Over Easter weekend I read Sick in the Head by Judd Apatow, a collection of interviews he’s been doing with comedians since he was 14 years old. Here are some good discussions with Jerry Seinfeld, Adam Sandler, Albert Brooks, Chris Rock, Gary Shandling, Harry Anderson, James L. Brooks, Jon Stewart, Stephen Colbert, Key and Peele, Louis C.K., Mel Brooks, Sarah Silverman, Steve Martin and many others.
I feel, from a craft perspective, these conversations are pertinent to writing poetry. Gary Shandling, for example, talks about how it took him almost a year working on one joke and how it evolved over that time. Comedians place close attention to word choice and rhythm plus other elements of creative thinking: how long to write each day, where the best writing spots are. So it’s a good craft read.

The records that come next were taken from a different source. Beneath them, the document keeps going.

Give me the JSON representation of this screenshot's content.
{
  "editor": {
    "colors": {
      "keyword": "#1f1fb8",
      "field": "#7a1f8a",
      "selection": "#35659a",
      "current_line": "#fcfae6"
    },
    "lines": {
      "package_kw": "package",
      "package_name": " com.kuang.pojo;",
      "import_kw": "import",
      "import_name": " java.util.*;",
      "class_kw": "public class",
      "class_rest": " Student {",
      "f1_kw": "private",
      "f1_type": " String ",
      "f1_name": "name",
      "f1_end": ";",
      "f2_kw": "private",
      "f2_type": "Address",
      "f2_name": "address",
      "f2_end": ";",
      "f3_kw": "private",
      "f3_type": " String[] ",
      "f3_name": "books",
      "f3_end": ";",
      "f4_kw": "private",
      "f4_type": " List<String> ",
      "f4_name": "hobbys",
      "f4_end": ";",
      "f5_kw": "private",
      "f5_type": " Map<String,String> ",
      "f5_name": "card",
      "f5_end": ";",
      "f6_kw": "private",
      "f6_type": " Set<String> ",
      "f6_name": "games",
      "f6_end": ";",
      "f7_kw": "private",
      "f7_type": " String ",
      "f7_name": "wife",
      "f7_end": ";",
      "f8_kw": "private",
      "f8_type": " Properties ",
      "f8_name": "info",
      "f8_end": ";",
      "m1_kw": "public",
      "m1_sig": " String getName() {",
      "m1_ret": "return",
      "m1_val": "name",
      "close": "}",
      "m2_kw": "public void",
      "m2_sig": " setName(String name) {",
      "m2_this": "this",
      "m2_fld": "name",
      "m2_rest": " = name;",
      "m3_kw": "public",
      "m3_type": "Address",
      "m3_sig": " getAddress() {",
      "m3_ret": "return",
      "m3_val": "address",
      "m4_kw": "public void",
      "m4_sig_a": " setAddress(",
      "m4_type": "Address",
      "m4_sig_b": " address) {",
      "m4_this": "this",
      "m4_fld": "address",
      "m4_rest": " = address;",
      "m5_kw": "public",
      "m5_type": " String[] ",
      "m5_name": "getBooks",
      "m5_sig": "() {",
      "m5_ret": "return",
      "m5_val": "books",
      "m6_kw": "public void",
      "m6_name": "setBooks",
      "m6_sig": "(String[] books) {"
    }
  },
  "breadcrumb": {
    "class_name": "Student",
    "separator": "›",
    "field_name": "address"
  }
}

This year my journal explorations have led me to Ploughshares. I’m really enjoying poems and the essays but not so much the fiction. One Story still sends the best short stories. Even The New Yorker stories are hit and miss for me, (I’ve saved up a year’s worth from an old subscription).
I love the essays in Ploughshares but they are not literary essays like those from American Poetry Review. I loved the essay on obscure playwright Susan Glaspell, the one by a sister who had a brother with mental illness, and "Breath" by Mimi Dixon which was about breathing and her father who was a prominent musician and teacher.
Ploughshares also gives you a generous amount of content. I look forward to digging in each issue as it comes.
And I love all The Poetry Foundation does, but I still have unread Poetry magazines from that subscription two years ago. So far, for my taste over the past 4 years, the journals break down like this:
Rattle: best poems, but no essays or fiction.
One Story: best fiction
American Poetry Review: Best literary essays but mostly by the same people.
Ploughshares: Pretty good poetry, great non-literary essays.